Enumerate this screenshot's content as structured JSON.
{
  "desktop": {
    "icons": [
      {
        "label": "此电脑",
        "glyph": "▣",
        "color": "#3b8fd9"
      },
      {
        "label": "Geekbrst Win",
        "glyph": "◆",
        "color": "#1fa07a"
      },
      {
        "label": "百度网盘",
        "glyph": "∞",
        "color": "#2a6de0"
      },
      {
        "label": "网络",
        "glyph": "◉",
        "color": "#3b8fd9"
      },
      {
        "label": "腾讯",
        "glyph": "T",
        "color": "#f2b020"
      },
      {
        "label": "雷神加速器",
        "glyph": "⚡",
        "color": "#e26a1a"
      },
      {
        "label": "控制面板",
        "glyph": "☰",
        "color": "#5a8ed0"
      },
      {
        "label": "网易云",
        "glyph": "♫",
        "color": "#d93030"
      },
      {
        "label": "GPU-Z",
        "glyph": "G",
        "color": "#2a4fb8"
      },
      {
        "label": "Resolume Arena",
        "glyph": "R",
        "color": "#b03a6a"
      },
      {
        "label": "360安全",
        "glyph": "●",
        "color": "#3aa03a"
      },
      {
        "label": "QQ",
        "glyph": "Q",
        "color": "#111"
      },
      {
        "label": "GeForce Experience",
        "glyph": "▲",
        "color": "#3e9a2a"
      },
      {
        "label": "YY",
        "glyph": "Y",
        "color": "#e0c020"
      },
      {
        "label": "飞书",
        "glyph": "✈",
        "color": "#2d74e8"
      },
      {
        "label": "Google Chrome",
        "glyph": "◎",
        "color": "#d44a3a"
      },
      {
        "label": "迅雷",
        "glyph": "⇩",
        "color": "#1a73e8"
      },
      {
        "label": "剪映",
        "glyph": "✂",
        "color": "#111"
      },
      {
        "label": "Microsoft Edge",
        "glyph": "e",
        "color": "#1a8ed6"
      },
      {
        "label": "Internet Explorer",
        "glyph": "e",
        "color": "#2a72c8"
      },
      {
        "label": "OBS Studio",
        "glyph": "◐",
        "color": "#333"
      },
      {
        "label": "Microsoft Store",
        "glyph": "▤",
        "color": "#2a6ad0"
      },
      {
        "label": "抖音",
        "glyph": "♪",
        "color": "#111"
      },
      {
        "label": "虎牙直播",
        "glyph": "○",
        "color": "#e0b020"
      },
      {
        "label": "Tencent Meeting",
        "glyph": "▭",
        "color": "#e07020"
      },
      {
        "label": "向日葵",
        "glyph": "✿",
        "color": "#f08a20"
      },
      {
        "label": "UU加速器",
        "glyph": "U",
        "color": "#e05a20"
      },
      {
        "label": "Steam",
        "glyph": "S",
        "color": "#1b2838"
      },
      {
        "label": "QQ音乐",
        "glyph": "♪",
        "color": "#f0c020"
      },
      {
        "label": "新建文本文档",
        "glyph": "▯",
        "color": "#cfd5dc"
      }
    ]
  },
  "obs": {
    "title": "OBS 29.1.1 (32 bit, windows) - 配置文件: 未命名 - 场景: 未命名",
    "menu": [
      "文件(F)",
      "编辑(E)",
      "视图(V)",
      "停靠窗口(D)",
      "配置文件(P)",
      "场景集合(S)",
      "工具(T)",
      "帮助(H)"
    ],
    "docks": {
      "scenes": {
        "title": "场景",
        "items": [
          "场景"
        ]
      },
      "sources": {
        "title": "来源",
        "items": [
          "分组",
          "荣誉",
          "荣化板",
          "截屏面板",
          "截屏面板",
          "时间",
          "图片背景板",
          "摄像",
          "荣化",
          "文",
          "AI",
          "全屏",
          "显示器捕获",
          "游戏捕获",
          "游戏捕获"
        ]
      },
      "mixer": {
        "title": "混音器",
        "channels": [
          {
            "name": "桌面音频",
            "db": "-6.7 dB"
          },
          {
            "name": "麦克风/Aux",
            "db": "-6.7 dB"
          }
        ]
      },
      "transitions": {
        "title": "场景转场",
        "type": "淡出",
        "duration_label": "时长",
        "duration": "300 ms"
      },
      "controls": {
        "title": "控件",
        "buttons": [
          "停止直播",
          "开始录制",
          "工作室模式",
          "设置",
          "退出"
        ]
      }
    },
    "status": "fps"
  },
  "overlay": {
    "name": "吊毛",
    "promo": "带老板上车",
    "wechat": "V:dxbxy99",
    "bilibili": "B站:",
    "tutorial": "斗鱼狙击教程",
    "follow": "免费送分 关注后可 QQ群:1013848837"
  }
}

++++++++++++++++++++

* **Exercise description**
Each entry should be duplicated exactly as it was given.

* **Output of the exercise**
Enumerate this screenshot's content as structured JSON.
{
  "desktop": {
    "icons": [
      {
        "label": "此电脑",
        "glyph": "▣",
        "color": "#3b8fd9"
      },
      {
        "label": "Geekbrst Win",
        "glyph": "◆",
        "color": "#1fa07a"
      },
      {
        "label": "百度网盘",
        "glyph": "∞",
        "color": "#2a6de0"
      },
      {
        "label": "网络",
        "glyph": "◉",
        "color": "#3b8fd9"
      },
      {
        "label": "腾讯",
        "glyph": "T",
        "color": "#f2b020"
      },
      {
        "label": "雷神加速器",
        "glyph": "⚡",
        "color": "#e26a1a"
      },
      {
        "label": "控制面板",
        "glyph": "☰",
        "color": "#5a8ed0"
      },
      {
        "label": "网易云",
        "glyph": "♫",
        "color": "#d93030"
      },
      {
        "label": "GPU-Z",
        "glyph": "G",
        "color": "#2a4fb8"
      },
      {
        "label": "Resolume Arena",
        "glyph": "R",
        "color": "#b03a6a"
      },
      {
        "label": "360安全",
        "glyph": "●",
        "color": "#3aa03a"
      },
      {
        "label": "QQ",
        "glyph": "Q",
        "color": "#111"
      },
      {
        "label": "GeForce Experience",
        "glyph": "▲",
        "color": "#3e9a2a"
      },
      {
        "label": "YY",
        "glyph": "Y",
        "color": "#e0c020"
      },
      {
        "label": "飞书",
        "glyph": "✈",
        "color": "#2d74e8"
      },
      {
        "label": "Google Chrome",
        "glyph": "◎",
        "color": "#d44a3a"
      },
      {
        "label": "迅雷",
        "glyph": "⇩",
        "color": "#1a73e8"
      },
      {
        "label": "剪映",
        "glyph": "✂",
        "color": "#111"
      },
      {
        "label": "Microsoft Edge",
        "glyph": "e",
        "color": "#1a8ed6"
      },
      {
        "label": "Internet Explorer",
        "glyph": "e",
        "color": "#2a72c8"
      },
      {
        "label": "OBS Studio",
        "glyph": "◐",
        "color": "#333"
      },
      {
        "label": "Microsoft Store",
        "glyph": "▤",
        "color": "#2a6ad0"
      },
      {
        "label": "抖音",
        "glyph": "♪",
        "color": "#111"
      },
      {
        "label": "虎牙直播",
        "glyph": "○",
        "color": "#e0b020"
      },
      {
        "label": "Tencent Meeting",
        "glyph": "▭",
        "color": "#e07020"
      },
      {
        "label": "向日葵",
        "glyph": "✿",
        "color": "#f08a20"
      },
      {
        "label": "UU加速器",
        "glyph": "U",
        "color": "#e05a20"
      },
      {
        "label": "Steam",
        "glyph": "S",
        "color": "#1b2838"
      },
      {
        "label": "QQ音乐",
        "glyph": "♪",
        "color": "#f0c020"
      },
      {
        "label": "新建文本文档",
        "glyph": "▯",
        "color": "#cfd5dc"
      }
    ]
  },
  "obs": {
    "title": "OBS 29.1.1 (32 bit, windows) - 配置文件: 未命名 - 场景: 未命名",
    "menu": [
      "文件(F)",
      "编辑(E)",
      "视图(V)",
      "停靠窗口(D)",
      "配置文件(P)",
      "场景集合(S)",
      "工具(T)",
      "帮助(H)"
    ],
    "docks": {
      "scenes": {
        "title": "场景",
        "items": [
          "场景"
        ]
      },
      "sources": {
        "title": "来源",
        "items": [
          "分组",
          "荣誉",
          "荣化板",
          "截屏面板",
          "截屏面板",
          "时间",
          "图片背景板",
          "摄像",
          "荣化",
          "文",
          "AI",
          "全屏",
          "显示器捕获",
          "游戏捕获",
          "游戏捕获"
        ]
      },
      "mixer": {
        "title": "混音器",
        "channels": [
          {
            "name": "桌面音频",
            "db": "-6.7 dB"
          },
          {
            "name": "麦克风/Aux",
            "db": "-6.7 dB"
          }
        ]
      },
      "transitions": {
        "title": "场景转场",
        "type": "淡出",
        "duration_label": "时长",
        "duration": "300 ms"
      },
      "controls": {
        "title": "控件",
        "buttons": [
          "停止直播",
          "开始录制",
          "工作室模式",
          "设置",
          "退出"
        ]
      }
    },
    "status": "fps"
  },
  "overlay": {
    "name": "吊毛",
    "promo": "带老板上车",
    "wechat": "V:dxbxy99",
    "bilibili": "B站:",
    "tutorial": "斗鱼狙击教程",
    "follow": "免费送分 关注后可 QQ群:1013848837"
  }
}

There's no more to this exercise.